Chagas Disease in Latin America – Current situation

Chagas disease is spread to people and animals by an insect (vector) called Triatominae or “kissing bug”, infected by the Trypanosoma cruzi parasite. This parasite can affect the heart or the digestive or nervous system of the infected people, causing different degrees of disability or even death.

Chagas is one of the most important endemic diseases in Latin America. Based on estimations from the World Health Organization (WHO), 10 million people are infected in the region.

The World Health Organization accounted for 1.2 million cases in Brazil in 2015, and the Brazilian Society of Tropical Medicine (BSTM) reported more than 6,000 deaths each year for causes related to this disease. More than 1.1 million people could be infected in Mexico and the National Institute of Public Health of Mexico (INSP) advised that 15,000 people could die this year. It is estimated that there are 1.2 million cases and 8 million people at risk of being infected in Colombia.

At present, Chagas incidence is especially evident in rural areas or where living conditions are very precarious. However, current migrations of rural population to urban areas increased the number of people infected by Chagas in the cities where vector is not present.

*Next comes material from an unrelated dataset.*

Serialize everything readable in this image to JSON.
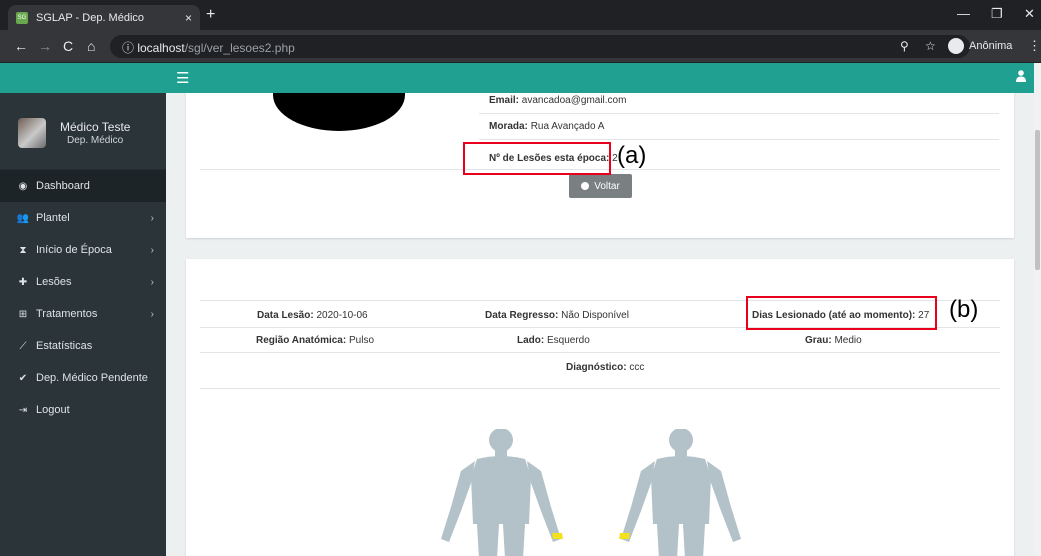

In summary, Chagas is a sanitary and social problem that affects public health throughout Latin America.